**What is needed**
Although the entries hold pictures, only their words are printed back, exactly as given.

(Component data from apps and pages)
**********

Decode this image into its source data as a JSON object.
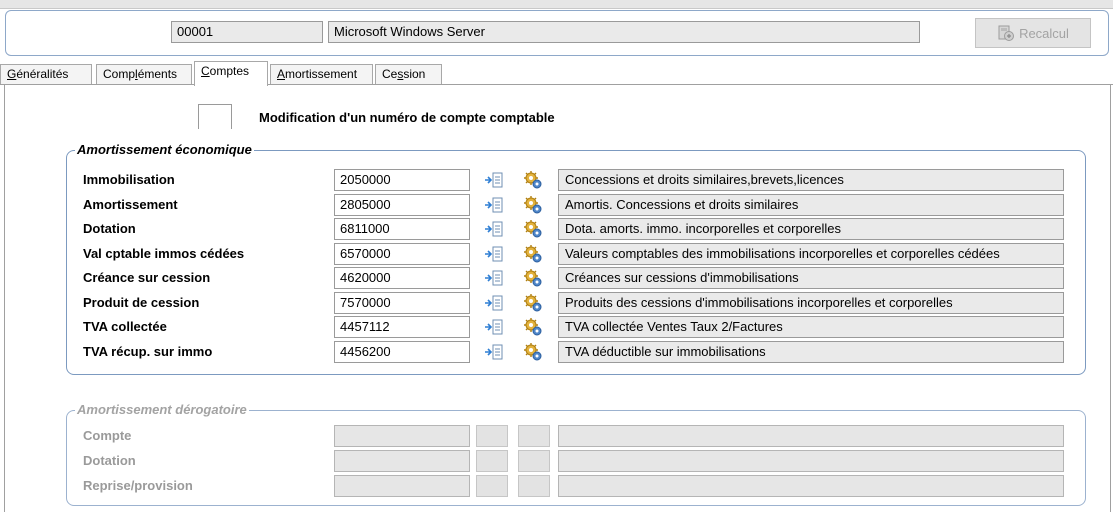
{
  "header": {
    "code": "00001",
    "name": "Microsoft Windows Server",
    "recalc_label": "Recalcul"
  },
  "tabs": [
    {
      "pre": "",
      "ul": "G",
      "post": "énéralités"
    },
    {
      "pre": "Comp",
      "ul": "l",
      "post": "éments"
    },
    {
      "pre": "",
      "ul": "C",
      "post": "omptes"
    },
    {
      "pre": "",
      "ul": "A",
      "post": "mortissement"
    },
    {
      "pre": "Ce",
      "ul": "s",
      "post": "sion"
    }
  ],
  "modification_label": "Modification d'un numéro de compte comptable",
  "eco": {
    "legend": "Amortissement économique",
    "rows": [
      {
        "label": "Immobilisation",
        "account": "2050000",
        "description": "Concessions et droits similaires,brevets,licences"
      },
      {
        "label": "Amortissement",
        "account": "2805000",
        "description": "Amortis. Concessions et droits similaires"
      },
      {
        "label": "Dotation",
        "account": "6811000",
        "description": "Dota. amorts. immo. incorporelles et corporelles"
      },
      {
        "label": "Val cptable immos cédées",
        "account": "6570000",
        "description": "Valeurs comptables des immobilisations incorporelles et corporelles cédées"
      },
      {
        "label": "Créance sur cession",
        "account": "4620000",
        "description": "Créances sur cessions d'immobilisations"
      },
      {
        "label": "Produit de cession",
        "account": "7570000",
        "description": "Produits des cessions d'immobilisations incorporelles et corporelles"
      },
      {
        "label": "TVA collectée",
        "account": "4457112",
        "description": "TVA collectée Ventes Taux 2/Factures"
      },
      {
        "label": "TVA récup. sur immo",
        "account": "4456200",
        "description": "TVA déductible sur immobilisations"
      }
    ]
  },
  "derog": {
    "legend": "Amortissement dérogatoire",
    "rows": [
      {
        "label": "Compte",
        "account": "",
        "description": ""
      },
      {
        "label": "Dotation",
        "account": "",
        "description": ""
      },
      {
        "label": "Reprise/provision",
        "account": "",
        "description": ""
      }
    ]
  },
  "icons": {
    "lookup": "list-lookup-icon",
    "gear": "gear-settings-icon",
    "recalc": "calculator-icon"
  }
}
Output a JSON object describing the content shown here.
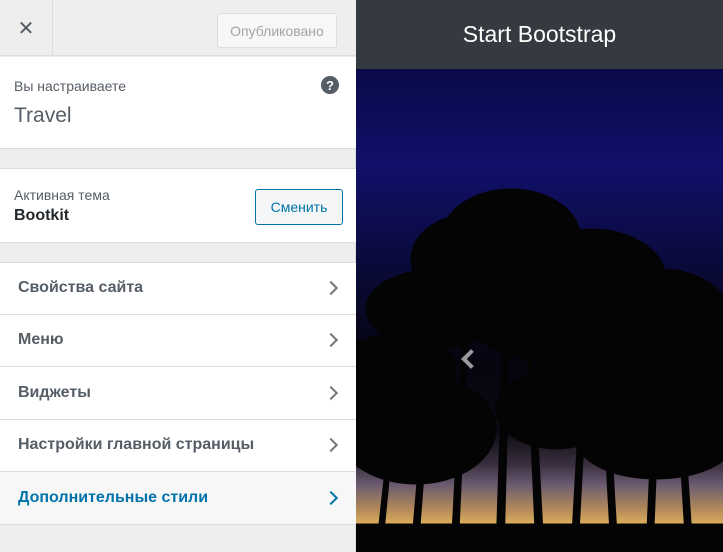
{
  "topbar": {
    "close_symbol": "✕",
    "publish_label": "Опубликовано"
  },
  "info": {
    "label": "Вы настраиваете",
    "title": "Travel",
    "help_symbol": "?"
  },
  "theme": {
    "label": "Активная тема",
    "name": "Bootkit",
    "change_label": "Сменить"
  },
  "menu": {
    "items": [
      {
        "label": "Свойства сайта"
      },
      {
        "label": "Меню"
      },
      {
        "label": "Виджеты"
      },
      {
        "label": "Настройки главной страницы"
      },
      {
        "label": "Дополнительные стили"
      }
    ]
  },
  "preview": {
    "brand": "Start Bootstrap"
  },
  "colors": {
    "accent": "#0073aa",
    "nav_bg": "#343a40"
  }
}
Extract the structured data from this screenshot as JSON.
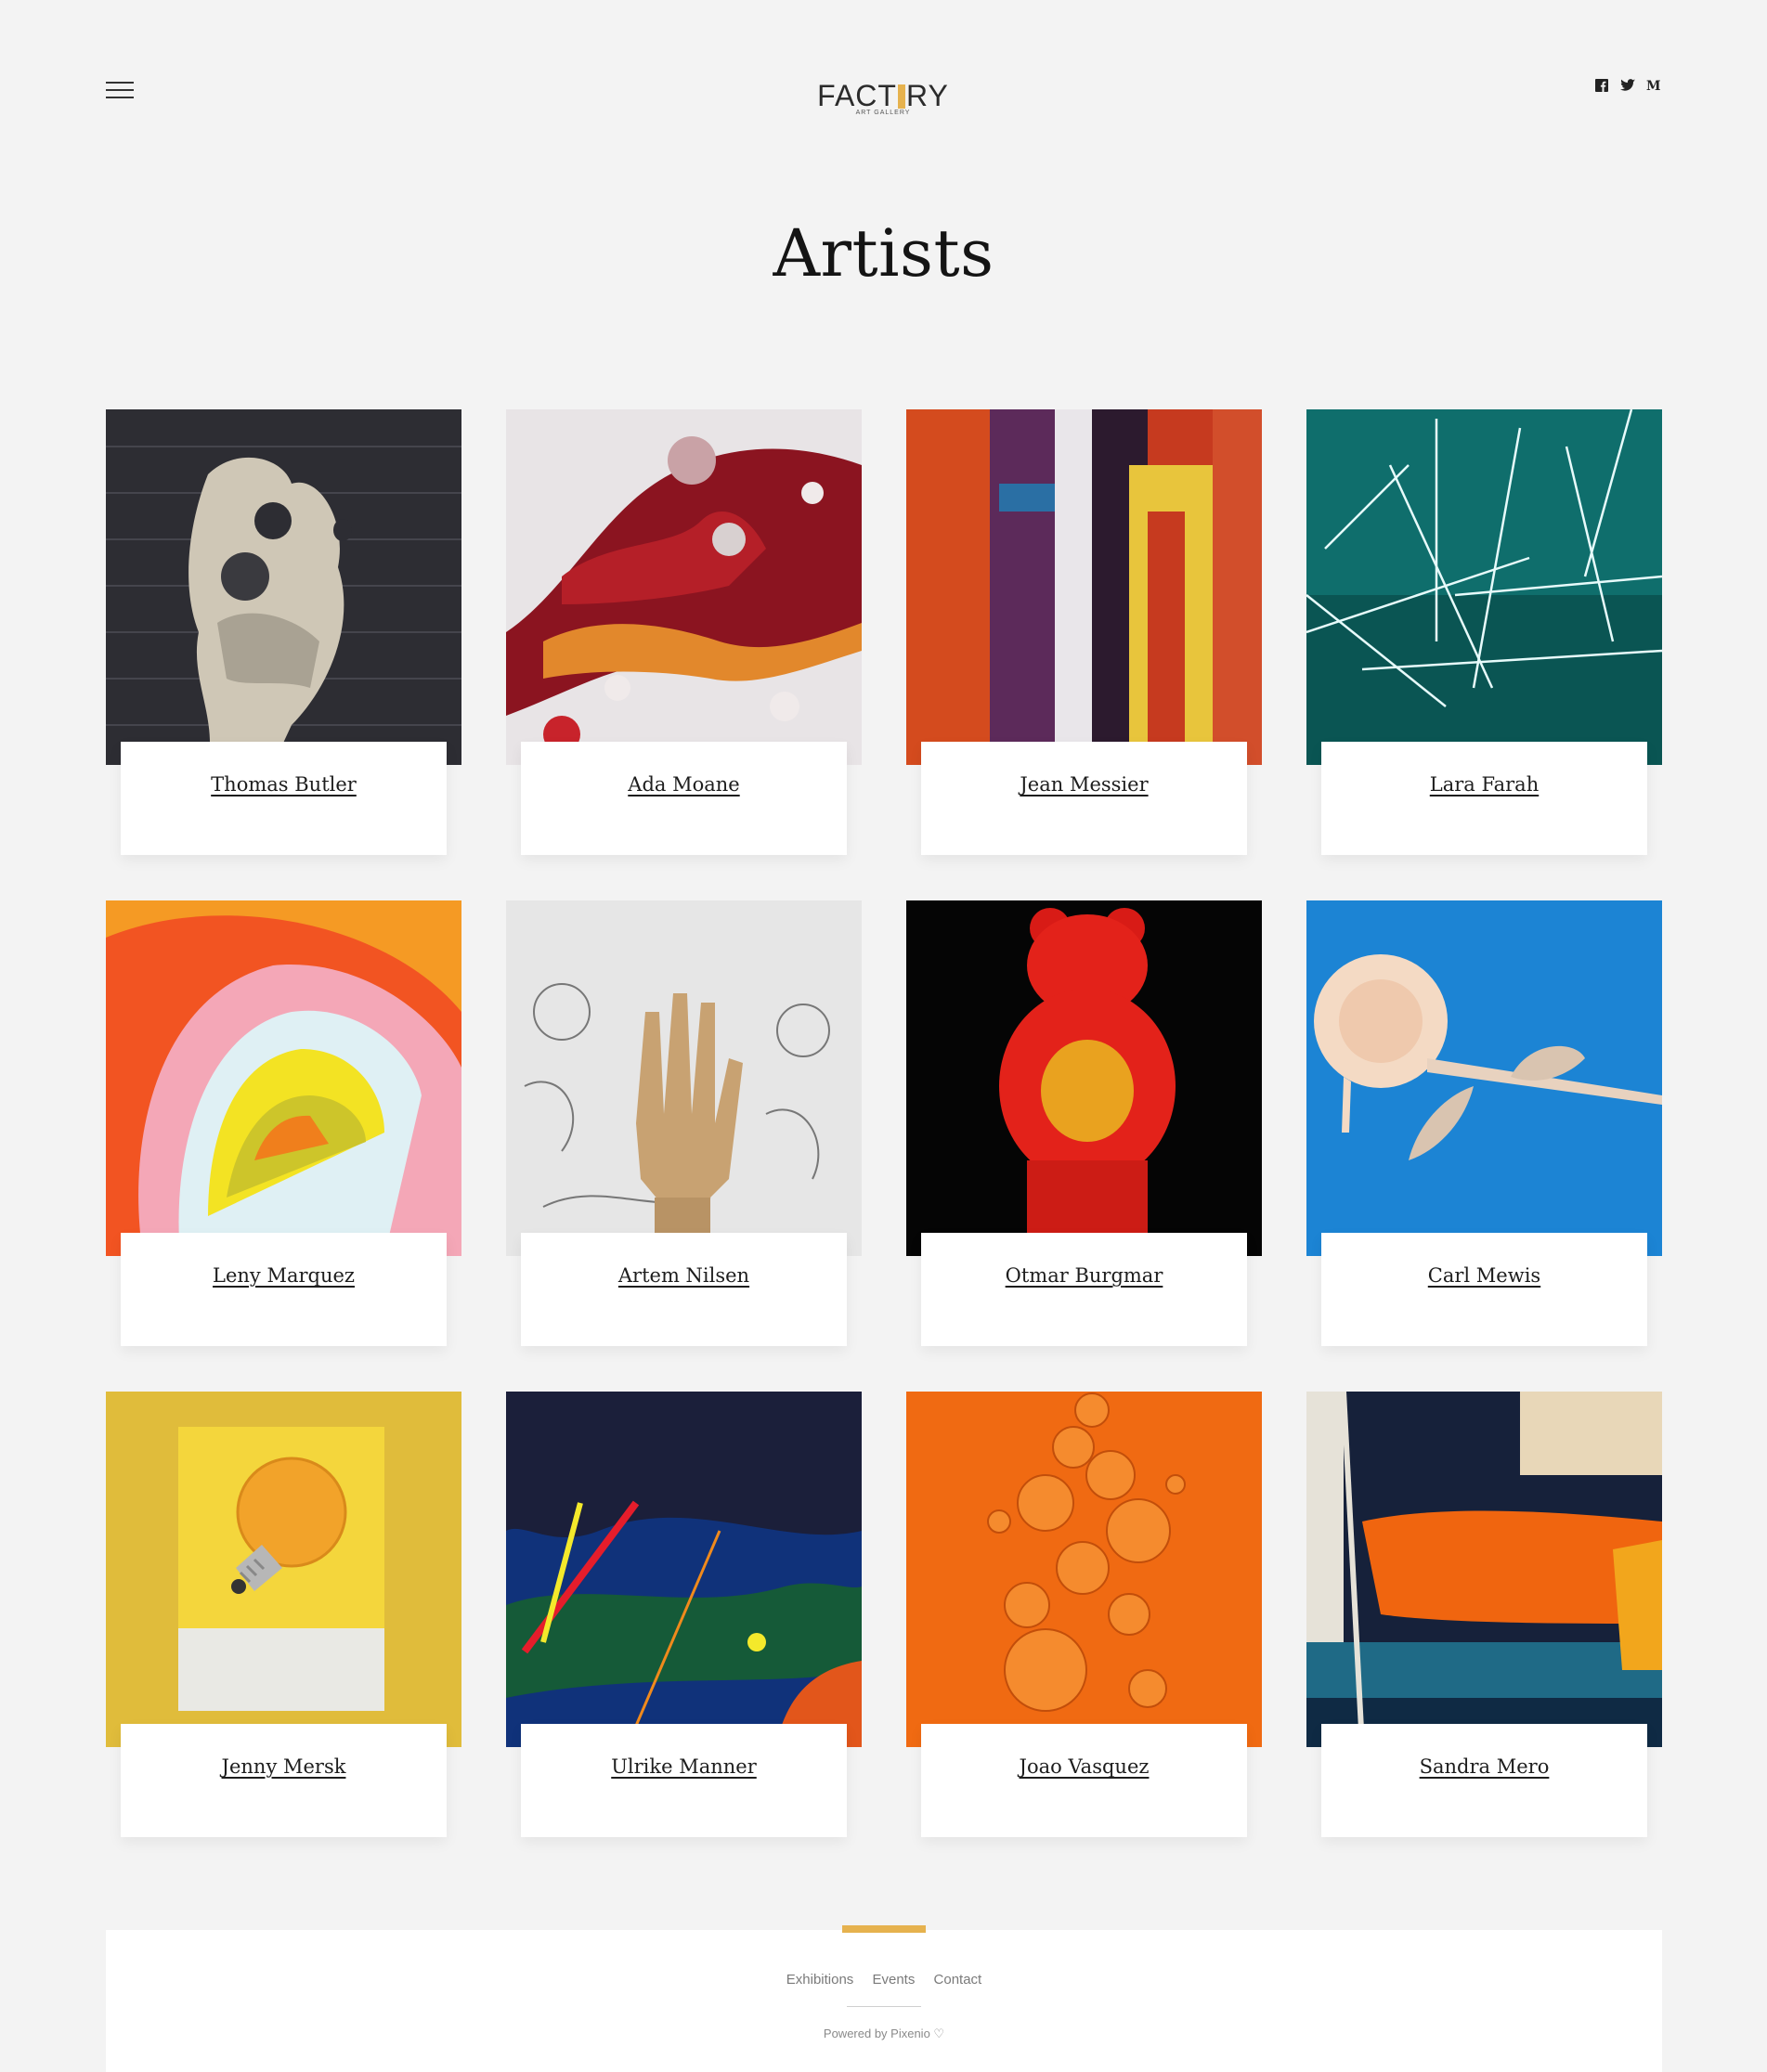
{
  "header": {
    "logo_text_left": "FACT",
    "logo_text_right": "RY",
    "logo_subtitle": "ART GALLERY",
    "social": [
      {
        "name": "facebook-icon",
        "glyph": "f"
      },
      {
        "name": "twitter-icon",
        "glyph": "t"
      },
      {
        "name": "medium-icon",
        "glyph": "M"
      }
    ]
  },
  "page": {
    "title": "Artists"
  },
  "artists": [
    {
      "name": "Thomas Butler"
    },
    {
      "name": "Ada Moane"
    },
    {
      "name": "Jean Messier"
    },
    {
      "name": "Lara Farah"
    },
    {
      "name": "Leny Marquez"
    },
    {
      "name": "Artem Nilsen"
    },
    {
      "name": "Otmar Burgmar"
    },
    {
      "name": "Carl Mewis"
    },
    {
      "name": "Jenny Mersk"
    },
    {
      "name": "Ulrike Manner"
    },
    {
      "name": "Joao Vasquez"
    },
    {
      "name": "Sandra Mero"
    }
  ],
  "footer": {
    "links": [
      "Exhibitions",
      "Events",
      "Contact"
    ],
    "powered": "Powered by Pixenio ♡"
  },
  "colors": {
    "accent": "#e6b24e",
    "background": "#f3f3f3"
  }
}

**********

**Exercise answer**
Decode this image into its source data as a JSON object.
{
  "header": {
    "code": "00001",
    "name": "Microsoft Windows Server",
    "recalc_label": "Recalcul"
  },
  "tabs": [
    {
      "pre": "",
      "ul": "G",
      "post": "énéralités"
    },
    {
      "pre": "Comp",
      "ul": "l",
      "post": "éments"
    },
    {
      "pre": "",
      "ul": "C",
      "post": "omptes"
    },
    {
      "pre": "",
      "ul": "A",
      "post": "mortissement"
    },
    {
      "pre": "Ce",
      "ul": "s",
      "post": "sion"
    }
  ],
  "modification_label": "Modification d'un numéro de compte comptable",
  "eco": {
    "legend": "Amortissement économique",
    "rows": [
      {
        "label": "Immobilisation",
        "account": "2050000",
        "description": "Concessions et droits similaires,brevets,licences"
      },
      {
        "label": "Amortissement",
        "account": "2805000",
        "description": "Amortis. Concessions et droits similaires"
      },
      {
        "label": "Dotation",
        "account": "6811000",
        "description": "Dota. amorts. immo. incorporelles et corporelles"
      },
      {
        "label": "Val cptable immos cédées",
        "account": "6570000",
        "description": "Valeurs comptables des immobilisations incorporelles et corporelles cédées"
      },
      {
        "label": "Créance sur cession",
        "account": "4620000",
        "description": "Créances sur cessions d'immobilisations"
      },
      {
        "label": "Produit de cession",
        "account": "7570000",
        "description": "Produits des cessions d'immobilisations incorporelles et corporelles"
      },
      {
        "label": "TVA collectée",
        "account": "4457112",
        "description": "TVA collectée Ventes Taux 2/Factures"
      },
      {
        "label": "TVA récup. sur immo",
        "account": "4456200",
        "description": "TVA déductible sur immobilisations"
      }
    ]
  },
  "derog": {
    "legend": "Amortissement dérogatoire",
    "rows": [
      {
        "label": "Compte",
        "account": "",
        "description": ""
      },
      {
        "label": "Dotation",
        "account": "",
        "description": ""
      },
      {
        "label": "Reprise/provision",
        "account": "",
        "description": ""
      }
    ]
  },
  "icons": {
    "lookup": "list-lookup-icon",
    "gear": "gear-settings-icon",
    "recalc": "calculator-icon"
  }
}
Output a JSON object describing the content shown here.
{
  "topbar": {
    "close_symbol": "✕",
    "publish_label": "Опубликовано"
  },
  "info": {
    "label": "Вы настраиваете",
    "title": "Travel",
    "help_symbol": "?"
  },
  "theme": {
    "label": "Активная тема",
    "name": "Bootkit",
    "change_label": "Сменить"
  },
  "menu": {
    "items": [
      {
        "label": "Свойства сайта"
      },
      {
        "label": "Меню"
      },
      {
        "label": "Виджеты"
      },
      {
        "label": "Настройки главной страницы"
      },
      {
        "label": "Дополнительные стили"
      }
    ]
  },
  "preview": {
    "brand": "Start Bootstrap"
  },
  "colors": {
    "accent": "#0073aa",
    "nav_bg": "#343a40"
  }
}
Extract the structured data from this screenshot as JSON.
{
  "header": {
    "logo_text_left": "FACT",
    "logo_text_right": "RY",
    "logo_subtitle": "ART GALLERY",
    "social": [
      {
        "name": "facebook-icon",
        "glyph": "f"
      },
      {
        "name": "twitter-icon",
        "glyph": "t"
      },
      {
        "name": "medium-icon",
        "glyph": "M"
      }
    ]
  },
  "page": {
    "title": "Artists"
  },
  "artists": [
    {
      "name": "Thomas Butler"
    },
    {
      "name": "Ada Moane"
    },
    {
      "name": "Jean Messier"
    },
    {
      "name": "Lara Farah"
    },
    {
      "name": "Leny Marquez"
    },
    {
      "name": "Artem Nilsen"
    },
    {
      "name": "Otmar Burgmar"
    },
    {
      "name": "Carl Mewis"
    },
    {
      "name": "Jenny Mersk"
    },
    {
      "name": "Ulrike Manner"
    },
    {
      "name": "Joao Vasquez"
    },
    {
      "name": "Sandra Mero"
    }
  ],
  "footer": {
    "links": [
      "Exhibitions",
      "Events",
      "Contact"
    ],
    "powered": "Powered by Pixenio ♡"
  },
  "colors": {
    "accent": "#e6b24e",
    "background": "#f3f3f3"
  }
}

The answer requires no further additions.